We used to call Type II diabetes “adult-onset.” Now we don’t even use that term because so many kids are presenting with diabetes. The CDC recently estimated that the average ten-year-old has a 1 in 3 chance of getting diabetes in their lifetime. Overall, scientists estimate we spend nearly $150 billion a year to treat obesity-related conditions, more than treating all forms of cancer.
To engage this battle, the First Lady has launched a national movement to end childhood obesity in a generation. She’s calling on everyone from city planners to grocers to parents to participate, but doctors have a special role.
You are a family’s most trusted source of health information. A warning from you means much more than a statistic from our agency. So we’re asking America’s doctors to make a BMI measurement part of every check-up and to be as diligent about prescribing a better diet and exercise as you are about prescribing antibiotics. And we’ve got a new website for this initiative too: letsmove.gov. I encourage you to visit, sign up for updates, and share it with your patients.

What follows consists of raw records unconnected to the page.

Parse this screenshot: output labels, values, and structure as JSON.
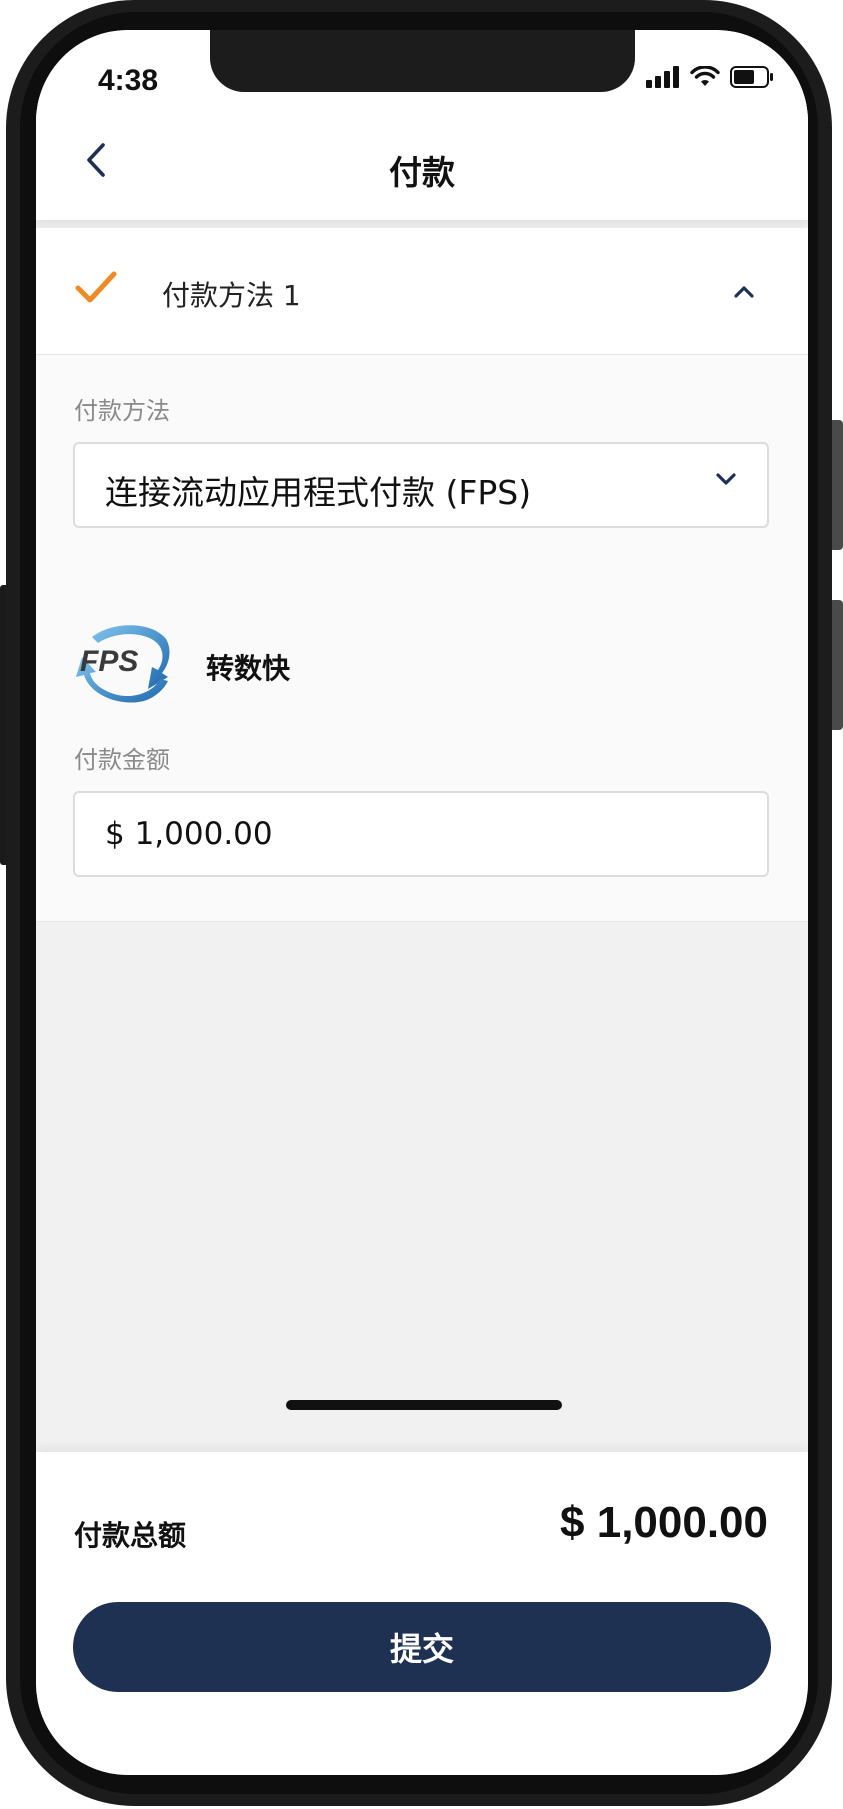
{
  "status_bar": {
    "time": "4:38"
  },
  "header": {
    "title": "付款"
  },
  "payment_section": {
    "title": "付款方法 1",
    "expanded": true
  },
  "form": {
    "method_label": "付款方法",
    "method_value": "连接流动应用程式付款 (FPS)",
    "logo_text": "FPS",
    "provider_name": "转数快",
    "amount_label": "付款金额",
    "amount_value": "$ 1,000.00"
  },
  "footer": {
    "total_label": "付款总额",
    "total_value": "$ 1,000.00",
    "submit_label": "提交"
  },
  "colors": {
    "accent_orange": "#f08a24",
    "primary_navy": "#1e3153",
    "fps_blue": "#2a7fc4"
  }
}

At the department of HHS, we want our work to be guided by the best science and our policies to be implemented in partnership with health care providers. If we can work together in all these areas, we can build a stronger health care system where patients get more bang for their buck and doctors get more quality time with their patients. But having access to your patient’s history on an electronic health record doesn’t do you much good if their insurance company won’t cover the treatment. And having a more sensible insurance payment system doesn’t help the mom who can’t get coverage because of her diabetes.
There are barriers to Americans getting the best care and to you doing your job that only health insurance reform can remove. Working together, we need to get rid of those obstacles and put families and their doctors back in control of their health care.
So I appreciate your support for reform. I appreciate your partnership. And I look forward to working with you over the next year to build a healthier America.